Dr. Fisman acknowledges SickKids for allowing their group to pursue a non-traditional approach to studying human diseases. “We are glad to work in an institution that encourages us to break down the traditional research barriers and to follow the evidence to where it leads.” The researchers are also supported by the US National Institute of Allergy and Infectious Diseases, the Early Researcher Award Program of the Ontario Ministry of Research and Innovation, and SickKids Foundation.

 The Hospital for Sick Children (SickKids), affiliated with the University of Toronto, is Canada's most research-intensive hospital and the largest centre dedicated to improving children's health in the country. As innovators in child health, SickKids improves the health of children by integrating care, research and teaching. Our mission is to provide the best in complex and specialized care by creating scientific and clinical advancements, sharing our knowledge and expertise and championing the development of an accessible, comprehensive and sustainable child health system.

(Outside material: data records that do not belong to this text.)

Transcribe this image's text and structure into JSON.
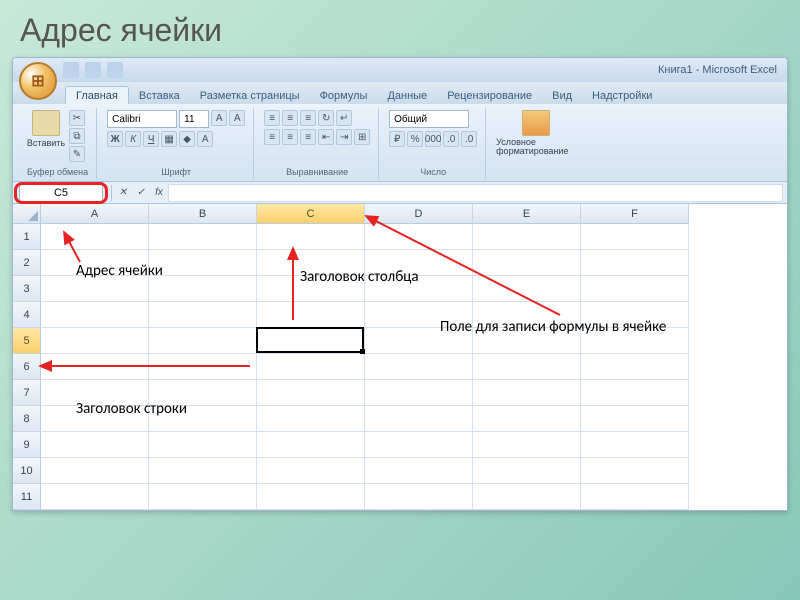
{
  "slide_title": "Адрес ячейки",
  "titlebar": "Книга1 - Microsoft Excel",
  "tabs": [
    "Главная",
    "Вставка",
    "Разметка страницы",
    "Формулы",
    "Данные",
    "Рецензирование",
    "Вид",
    "Надстройки"
  ],
  "active_tab_index": 0,
  "clipboard": {
    "paste": "Вставить",
    "label": "Буфер обмена"
  },
  "font": {
    "name": "Calibri",
    "size": "11",
    "label": "Шрифт"
  },
  "align": {
    "label": "Выравнивание"
  },
  "number": {
    "format": "Общий",
    "label": "Число"
  },
  "styles": {
    "cond": "Условное форматирование",
    "label": ""
  },
  "name_box": "C5",
  "columns": [
    "A",
    "B",
    "C",
    "D",
    "E",
    "F"
  ],
  "rows": [
    "1",
    "2",
    "3",
    "4",
    "5",
    "6",
    "7",
    "8",
    "9",
    "10",
    "11"
  ],
  "selected_col_index": 2,
  "selected_row_index": 4,
  "annotations": {
    "addr": "Адрес ячейки",
    "colhead": "Заголовок столбца",
    "rowhead": "Заголовок строки",
    "formula": "Поле для записи формулы в ячейке"
  }
}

For more information, please visit http://www.sickkids.ca/. SickKids is committed to healthier children for a better world.

For more information, please contact:

Janice Nicholson
Public Affairs
The Hospital for Sick Children
Phone: 416-813-6684
Fax: 416-813-5328
email: janice.nicholson@sickkids.ca